the town of Gallway, such persons may keep a sword, a case of pistols, and a gun, for the defence of his house.
12 Geo. 2. c. 6. § 1, 2, 3, 14, 15, 16, extends the above powers to every justice and chief magistrate of corporate towns, and imposes the fine of a peer or peeress for the first offence, encreasiug it to 300l. and of every other person to 50l. and punishes the magistrate with a fine of 201. for every neglect. And no papist, under any pretence whatever, to have any warlike stores, swordblade, barrel-lock, or stock of guns, or fire-arms, on pain of 401, to the informer, and one year's imprisonment and afterwards, till the money be paid; and if a papist servant keep any such thing by consent of his master, the master to be deemed a papist and suffer the pains,
15 & 16 Geo, 3.c. 21 $ 15. One or more justices and chief magistrates of towns and cities, or sheriffs, shall, as well by night as by day, search for and seize arms or ammunition, and enter dwelling-houses, out-houses, or offices, or other place belonging to a papist, or person suspected of concealing any such, and on suspicion after search, may summon and examine on oath the person suspected, and inflict for refusal to discover upon oath, fine, imprisonment, whipping, or pillory, at their discretion.
2 G. 1. c. 9 9 16. Every papist must send a fit protestant to serve in the militia, or forfeit double what a protestant would in case of nonattendance.
$ 18. And pay towards the militia double what a protestant pays. 8 G. 1. c. 11. 6. 4. 201. to be levied by presentment upon
роpish inhabitants for refreshments to the protestant militia on the days appointed for turning out.
1 G. 1. c. 47. Any papist enlisted in the army without a testimonial that he has renounced his religion, or declared to the officer or soldier enlisting him, that he was a papist, to suffer such corporal punishment, not extending to life or limb, as a court martial shall think proper to inflict.

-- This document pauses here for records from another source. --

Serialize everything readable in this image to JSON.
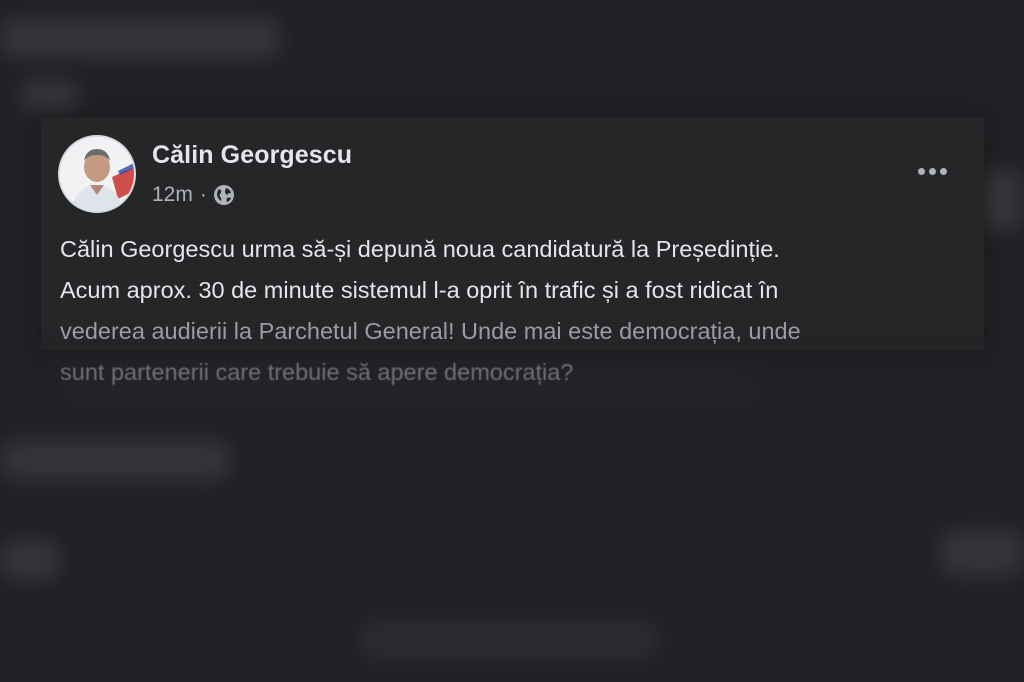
{
  "post": {
    "author_name": "Călin Georgescu",
    "timestamp": "12m",
    "separator": "·",
    "audience_icon": "globe-icon",
    "more_icon": "more-options-icon",
    "text_lines": [
      "Călin Georgescu urma să-și depună noua candidatură la Președinție.",
      "Acum aprox. 30 de minute sistemul l-a oprit în trafic și a fost ridicat în",
      "vederea audierii la Parchetul General! Unde mai este democrația, unde",
      "sunt partenerii care trebuie să apere democrația?"
    ]
  },
  "colors": {
    "background": "#202124",
    "card": "#252628",
    "primary_text": "#e4e6eb",
    "secondary_text": "#b0b3b8"
  }
}
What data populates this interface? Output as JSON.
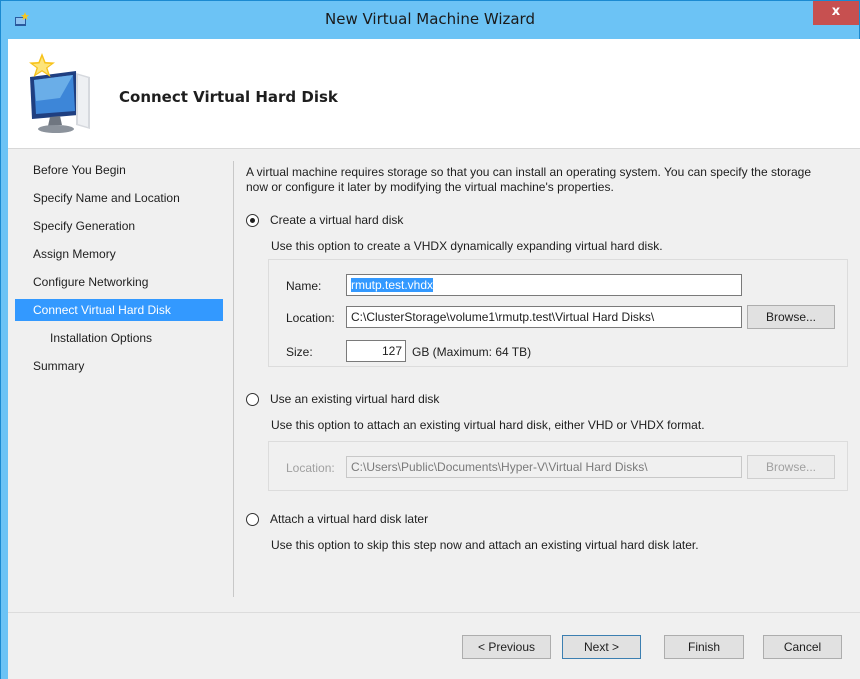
{
  "window": {
    "title": "New Virtual Machine Wizard",
    "close_glyph": "x"
  },
  "header": {
    "title": "Connect Virtual Hard Disk",
    "icon": "computer-with-star-icon"
  },
  "nav": {
    "items": [
      {
        "label": "Before You Begin"
      },
      {
        "label": "Specify Name and Location"
      },
      {
        "label": "Specify Generation"
      },
      {
        "label": "Assign Memory"
      },
      {
        "label": "Configure Networking"
      },
      {
        "label": "Connect Virtual Hard Disk"
      },
      {
        "label": "Installation Options"
      },
      {
        "label": "Summary"
      }
    ],
    "active_index": 5
  },
  "main": {
    "intro": "A virtual machine requires storage so that you can install an operating system. You can specify the storage now or configure it later by modifying the virtual machine's properties.",
    "option_create": {
      "label": "Create a virtual hard disk",
      "description": "Use this option to create a VHDX dynamically expanding virtual hard disk.",
      "selected": true,
      "name_label": "Name:",
      "name_value": "rmutp.test.vhdx",
      "location_label": "Location:",
      "location_value": "C:\\ClusterStorage\\volume1\\rmutp.test\\Virtual Hard Disks\\",
      "browse_label": "Browse...",
      "size_label": "Size:",
      "size_value": "127",
      "size_unit": "GB (Maximum: 64 TB)"
    },
    "option_existing": {
      "label": "Use an existing virtual hard disk",
      "description": "Use this option to attach an existing virtual hard disk, either VHD or VHDX format.",
      "selected": false,
      "location_label": "Location:",
      "location_value": "C:\\Users\\Public\\Documents\\Hyper-V\\Virtual Hard Disks\\",
      "browse_label": "Browse..."
    },
    "option_later": {
      "label": "Attach a virtual hard disk later",
      "description": "Use this option to skip this step now and attach an existing virtual hard disk later.",
      "selected": false
    }
  },
  "footer": {
    "previous_label": "< Previous",
    "next_label": "Next >",
    "finish_label": "Finish",
    "cancel_label": "Cancel"
  },
  "colors": {
    "titlebar": "#6cc3f5",
    "selection": "#3399ff",
    "close": "#c75050"
  }
}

10. W. 3. S. 2. c. 8. 9. 4. No papist to be a fowler even for a Protestant, and any gun found with him though belonging to a Protestaat, shall to the informer.